Immigration in the world

Children smiling
Children smiling. Photo: Jean-Pierre

International migration is a major component of the history of humanity. Since the dawn of time, humans migrate, move, evolve on the planet in freedom. Finally, until the strange concept of borders emerges. At first, there were more natural boundaries between territories, like mountains, rivers. Then came the effective control, mainly military, of a given territory within the dividing lines with the outside. Exterior considered the enemy, most of the time. The States thus formed throughout history then wanted to control this space as best as possible, defend it against possible aggressors, and even extend it, by force generally. The main reasons being the control of resources. Land, water, mineral wealth.

Despite these historical geopolitical developments that are supposed to slow down travel, people have continued to migrate. And even more and more. In a legal way and quite uninhibited most of the time. But also to escape an unenviable fate: extreme poverty, deadly conflicts, intimidation, theft of land and resources, forced displacement, etc. Territories considered as virgin, or at least almost empty, and filled with economic potentials, thus became populated as, like the Americas, Australia or the Asian part of Russia. These displacements of populations have greatly varied the proportion of immigrants from one country to another. Some states have more than half of their immigrant population, while others are less than 0.1 percent.

The UN counted 258 million migrants in the world in 2017. A massive phenomenon, certainly, but which remains very relative. Indeed, it only concerns… 3.4% of the world’s population. In 1965, this proportion was 2.3%. In 1990, it rose to 2.9%.
Humans live mainly in their country of birth.
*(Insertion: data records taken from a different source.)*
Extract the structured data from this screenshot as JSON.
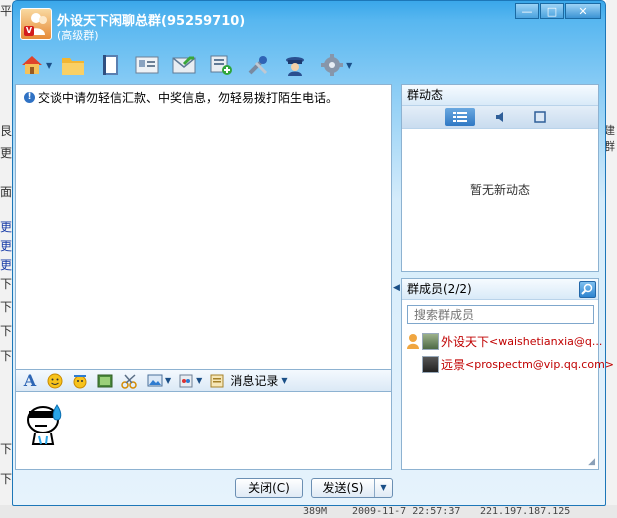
{
  "window": {
    "title": "外设天下闲聊总群(95259710)",
    "subtitle": "(高级群)",
    "controls": [
      "—",
      "□",
      "✕"
    ]
  },
  "toolbar": {
    "icons": [
      "home-icon",
      "folder-icon",
      "album-icon",
      "card-icon",
      "mail-icon",
      "share-icon",
      "tools-icon",
      "admin-icon",
      "settings-icon"
    ]
  },
  "chat": {
    "notice": "交谈中请勿轻信汇款、中奖信息，勿轻易拨打陌生电话。"
  },
  "format_bar": {
    "font_label": "A",
    "history_label": "消息记录"
  },
  "buttons": {
    "close": "关闭(C)",
    "send": "发送(S)"
  },
  "group_news": {
    "title": "群动态",
    "empty": "暂无新动态"
  },
  "members": {
    "title": "群成员(2/2)",
    "search_placeholder": "搜索群成员",
    "list": [
      {
        "name": "外设天下",
        "email": "<waishetianxia@q..."
      },
      {
        "name": "远景",
        "email": "<prospectm@vip.qq.com>"
      }
    ]
  },
  "background": {
    "left_fragments": [
      "平",
      "艮右",
      "更官",
      "面剥",
      "更新",
      "更新",
      "更新",
      "下设",
      "下设",
      "下设",
      "下设",
      "下设",
      "下设"
    ],
    "right_fragments": [
      "建群"
    ],
    "status_size": "389M",
    "status_time": "2009-11-7 22:57:37",
    "status_ip": "221.197.187.125"
  },
  "colors": {
    "accent": "#3aa7ea",
    "member_name": "#c00000"
  }
}
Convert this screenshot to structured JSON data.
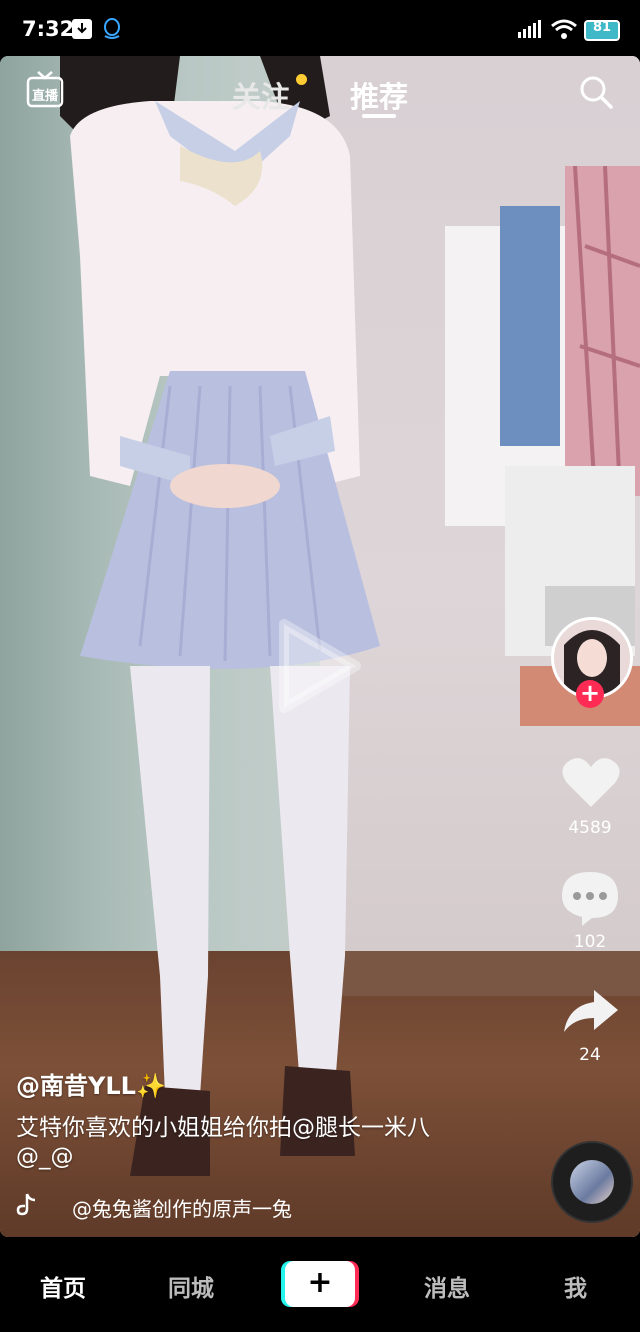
{
  "status_bar": {
    "time": "7:32",
    "battery": "81",
    "icons": [
      "download-icon",
      "qq-icon",
      "signal-icon",
      "wifi-icon",
      "battery-icon"
    ]
  },
  "top_nav": {
    "live_label": "直播",
    "tabs": [
      {
        "label": "关注",
        "has_dot": true,
        "active": false
      },
      {
        "label": "推荐",
        "active": true
      }
    ],
    "accent_color": "#ffcc33"
  },
  "actions": {
    "likes": "4589",
    "comments": "102",
    "shares": "24"
  },
  "post": {
    "author": "@南昔YLL",
    "author_emoji": "✨",
    "description": "艾特你喜欢的小姐姐给你拍@腿长一米八",
    "mention": "@_@",
    "music": "@兔兔酱创作的原声一兔"
  },
  "bottom_nav": {
    "items": [
      "首页",
      "同城",
      "消息",
      "我"
    ],
    "plus": "+",
    "active": "首页"
  },
  "colors": {
    "follow_plus": "#fe2c55",
    "tab_active": "#ffffff",
    "tab_inactive": "#e8e8e8"
  }
}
The United States has the largest number of immigrants in the world. They were 48.2 million in 2015 according to the United Nations. Then come, far behind, Russia (11.6 million), Saudi Arabia (10.8), Germany (10.2), the United Kingdom (8.4), the United Arab Emirates ( 8), France (7.9), Canada (7.6) and Australia (6.7).

But in proportion to their total population, it is quite different. The United Arab Emirates becomes the most cosmopolitan country, with 87.3% of its population of immigrant origin, that is to say born abroad. Saudi Arabia accounts for 34.1%, Switzerland (29%), Australia (28.2%), Canada (21%), Austria (17.2%), the United States ( 15.1%), the United Kingdom (12.9%), Spain (12.7%), Germany (12.5%) and France (12.3%).

Overall, smaller countries often host a larger share of immigrants or refugees. Lebanon for example, hosts about 20% of refugees on its territory, from countries at war (Syria) or in latent conflict (Palestine) of the region. But in some countries, living conditions and the healthy economy are attractive, as in Luxembourg (46% of immigrants) or Switzerland (29%).

Some large countries attract few people, such as India (0.4%), China (0.07%), Brazil (0.3%) or Japan (1.7%). These countries, on the other hand, provide many emigrants. India, for example, is the country that provides the largest contingent of emigrants, with 15.9 million people, or 1.2% of its population. Mexico is second, with 12.5 million emigrants (10%), mainly to the United States. Russia (10.4 million, 7.2%), China (9.7 million, 0.7%), Bangladesh (7.2 million, 4.5%) and Syria (6.2 million, 33.3%) ) follow.

Here again, the ranking changes as soon as we talk about proportion. The country with the most people leaving is Bosnia and Herzegovina with 45.6%. Cape Verde (41.8%) and Albania (38.9%) also lost their population.

As some countries are very active in the field of migration (the United Kingdom, for example, which has 8.4 million immigrants and 4.7 million emigrants in 2015), many others seem completely closed to the phenomenon, such as Japan. This country has both few immigrants (1.7%) and few emigrants (0.6%).

For a long time confined to a displacement of the countries of the north towards the countries of the north and the south, the world witnessed a true “reversal of the migratory flows”, according to the expression of Alfred Sauvy. Now, it is the southern countries, after the great wave of decolonization of the second half of the 20th century, which provide the largest share of international migrants, with flows south-south (97 million) and south-north (89 million). The north-north flow concerns a quota of 57 million people, and the north-south flow is estimated at 14 million.

Human migration is a natural and global, historical phenomenon, which is increasing in spite of the obstacles, while remaining marginal among the populations. People who migrate usually do so for vital reasons, and we must continue to let humans free from their movements as much as possible.

Nobody is illegal, everyone is born on this planet.

Source: Atlas of the World Population, Gilles Pison, 2019, Autrement

Share This Post